Myriads of examples have shown us, that trusting the devil’s oaths, and promises, is useless, for he is not faithful. Faithfulness is a good quality, but when someone is 100 percent pure evil, there is definitely no atom of good in him. This is why we refer to him as the evil one. We see this clearly in the temptation and fall of our first parents. You will be like God. he doesn’t want you to be like him. He is a stern man, who just wants you to be his slave. And then, our first parents gave in, they wanted to be like God, and felt they could do that without God. they trusted someone who was unfaithful, and betrayed one who In himself has the ability to be faithful to his promises. And are we not like our first parents today? Of course. We give in to temptations of the world, our friends, and ultimately the devil, when we reject the way of God, conjecture all types of reasons to justify our actions, just like the man in the parable of today’s gospel, Luke 19:11-28, sir, I was afraid of you, because you are a demanding man, and then we move along trusting the unfaithful, and yet looking for that, which only the faithful one can give us.
Nevertheless, we are presented with the example of this youngest son, who yet with all the dreams and aspirations a young boy can have, all the pleasure and accomplishment promised him by Antiochus Epiphanes, chose to be for the lord, and the love of God’s laws, rejecting all that and choosing to die not just for the love of God’s laws, but for the Love of God, for why would he sacrifice his life for the laws of somebody he does not love? Who he does not have faith in? This is why the writer of Hebrews eulogises them. Antiochus made an oath, but the youngest son considered, not the oath, but who it was that was making it, and saw how unfaithful and weak he was, the youngest son considered who he would have let down and saw, a God he loves, a God who loves him, and a God that is always faithful to his promises.
Has a King, a popular leader, a famous celebrity, somebody revered and worshipped by all taken an oath just for you? And when that happens, will God be the alternative forgone? Will you be quick to trust in him, for he had made an oath to you, or will you like this youngest son, trust in God, who has also made an oath not just to you, but to your fathers and forefathers in the faith? When that time comes, who will you choose?
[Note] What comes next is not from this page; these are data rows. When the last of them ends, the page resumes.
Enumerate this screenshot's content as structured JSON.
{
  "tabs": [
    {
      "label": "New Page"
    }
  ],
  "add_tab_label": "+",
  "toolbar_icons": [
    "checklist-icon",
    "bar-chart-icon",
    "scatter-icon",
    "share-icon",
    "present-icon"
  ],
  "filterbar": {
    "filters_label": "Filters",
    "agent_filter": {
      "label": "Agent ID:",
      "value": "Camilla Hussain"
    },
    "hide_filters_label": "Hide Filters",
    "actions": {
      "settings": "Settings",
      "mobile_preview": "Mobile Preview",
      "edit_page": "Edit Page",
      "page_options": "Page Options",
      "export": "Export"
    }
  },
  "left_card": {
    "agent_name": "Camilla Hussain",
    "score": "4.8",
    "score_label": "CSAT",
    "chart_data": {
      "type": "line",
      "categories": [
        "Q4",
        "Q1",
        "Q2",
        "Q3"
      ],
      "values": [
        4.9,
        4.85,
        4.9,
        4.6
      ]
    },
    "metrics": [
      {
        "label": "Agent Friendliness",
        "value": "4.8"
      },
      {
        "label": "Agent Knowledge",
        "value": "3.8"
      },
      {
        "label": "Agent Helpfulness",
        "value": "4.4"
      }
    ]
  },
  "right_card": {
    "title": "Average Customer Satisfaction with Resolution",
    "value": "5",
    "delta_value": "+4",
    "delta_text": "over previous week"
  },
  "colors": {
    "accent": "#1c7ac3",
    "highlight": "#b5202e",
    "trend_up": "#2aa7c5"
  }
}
It might not a person; it might be a something, which would make that oath, then, not by talking, but by its beauty, its appearance, its use, and its acceptance. When that time comes will you remember, that there is such an oath which should not be trusted?